Podcast: What decisions do political parties make after losing an election?
Editor's note: This article has been updated to correct the spelling of Seth Masket's name.
In this episode of "Politics In Question," Seth Masket joins Julia and James to consider how losing an election affects partisans.
Market is a professor of political science and the director of the Center on American Politics at the University of Denver. He is the author of several books and articles on political parties, campaigns and elections, and state legislatures. His most recent book is "Learning from Loss: The Democrats 2016-2020" (Cambridge 2020). Masket contributes regularly at FiveThirtyEight, Mischiefs of Faction, and the Denver Post.
He is currently working on a book project examining the Republican Party’s interpretations of the 2020 election and its preparations for 2024.Who holds power in the Democratic and Republican parties after an election defeat?
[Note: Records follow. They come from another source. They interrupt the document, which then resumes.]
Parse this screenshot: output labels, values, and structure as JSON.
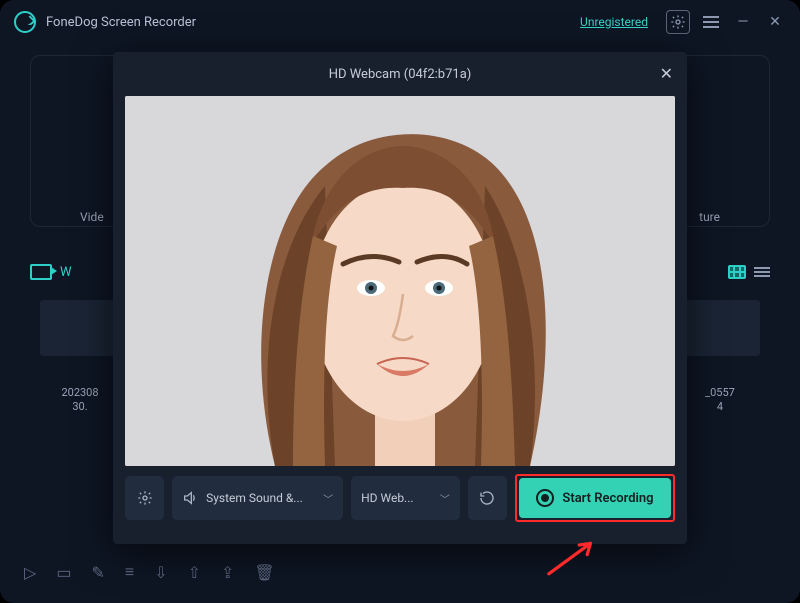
{
  "app": {
    "title": "FoneDog Screen Recorder",
    "status_link": "Unregistered"
  },
  "bg": {
    "mode_left_label": "Vide",
    "mode_right_label": "ture",
    "row_label": "W",
    "thumb_left_name": "202308",
    "thumb_left_ext": "30.",
    "thumb_right_name": "_0557",
    "thumb_right_ext": "4"
  },
  "modal": {
    "title": "HD Webcam (04f2:b71a)",
    "audio_dropdown": "System Sound &...",
    "camera_dropdown": "HD Web...",
    "start_button": "Start Recording"
  }
}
Does the location of power vary between the two parties? How do partisans explain losing an election? And how do party leaders and partisan activists try to frame election defeats to gain leverage on their intra-party rivals? These are some of the questions Seth, Julia, and James discuss in this week’s episode.